The overall market is picking up and the income of people has also started improving. Hence, companies are enthusiastic about the demand of this segment in the near future/ next season.
Few of the apparel manufacturers believe that it is difficult to predict the demand unless the organic cotton price reduces drastically. They might have to increase prices of end products and expect customers to push back with the reduced volume.
“Premium for organic cotton-based apparel should increase. The main area of increase is cotton and it should be streamlined and regulated,” says Vishnuprabhu.
Smooth yarn supply and transparency issue
It can be highlighted here that apart from demand at international level and efforts of brands, manufacturers, organic cotton cultivation still needs more focus. The norms regarding organic cotton cultivation are tightened and therefore the industry faces acute shortage of organic cotton.
Not only this, the issue of fake organic cotton is also a concern. Last year, 20,000 metric tonnes of GOTS identified cotton were seized that were wrongly certified as organic.
On the request of anonymity, one of the leading apparel exporters tells that they are accepting only as many orders of organic garments, for whom their yarn supplier confirms yarn supply. “Along with smooth yarn supply, there is an issue of transparency, proper records/documentation… and it is not easy at all to ensure 100 per cent monitoring of the same. Managing orders of organic-cotton-based garments is quite challenging,” he adds.
Efforts are there at ground level but need to increase
SIMA Cotton Development & Research Association (SIMA CD & RA), Coimbatore and few other industry bodies are working in this direction. Leading apparel brand Zara’s parent company Inditex recently announced to support more than 2,000 Indian farmers producing organic cotton. The company has joined forces with an Asia-based bank, DBS Bank, to supply finance to farmers.

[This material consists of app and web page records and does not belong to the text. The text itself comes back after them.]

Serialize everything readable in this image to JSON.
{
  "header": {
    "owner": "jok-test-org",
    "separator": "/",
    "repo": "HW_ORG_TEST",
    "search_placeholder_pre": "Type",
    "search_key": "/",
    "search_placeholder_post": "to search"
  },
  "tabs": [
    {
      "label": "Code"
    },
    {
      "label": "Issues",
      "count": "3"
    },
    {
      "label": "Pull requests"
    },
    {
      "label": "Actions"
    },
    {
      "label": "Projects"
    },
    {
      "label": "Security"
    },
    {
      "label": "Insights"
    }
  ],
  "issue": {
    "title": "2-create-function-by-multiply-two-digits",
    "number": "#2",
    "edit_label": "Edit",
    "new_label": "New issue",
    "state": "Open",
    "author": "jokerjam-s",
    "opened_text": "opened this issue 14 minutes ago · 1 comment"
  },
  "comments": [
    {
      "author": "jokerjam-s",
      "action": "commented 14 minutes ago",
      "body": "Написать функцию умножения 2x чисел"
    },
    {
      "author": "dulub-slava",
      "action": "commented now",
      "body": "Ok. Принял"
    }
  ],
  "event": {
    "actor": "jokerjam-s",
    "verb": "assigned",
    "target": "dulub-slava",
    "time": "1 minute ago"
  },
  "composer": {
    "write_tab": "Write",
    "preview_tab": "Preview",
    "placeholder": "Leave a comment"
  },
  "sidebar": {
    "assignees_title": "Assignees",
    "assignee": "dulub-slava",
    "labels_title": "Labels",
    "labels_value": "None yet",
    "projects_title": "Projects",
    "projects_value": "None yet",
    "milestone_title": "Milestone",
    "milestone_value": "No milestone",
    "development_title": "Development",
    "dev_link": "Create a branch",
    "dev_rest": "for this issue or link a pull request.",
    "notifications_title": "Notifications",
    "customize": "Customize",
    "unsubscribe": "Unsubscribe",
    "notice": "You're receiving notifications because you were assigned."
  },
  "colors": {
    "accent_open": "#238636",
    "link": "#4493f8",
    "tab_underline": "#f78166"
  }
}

But these efforts need to increase as it will help India to increase its market share in such a niche segment. It will be interesting to see how the entire supply chain works to grab this opportunity of organic cotton-based garments in the coming days.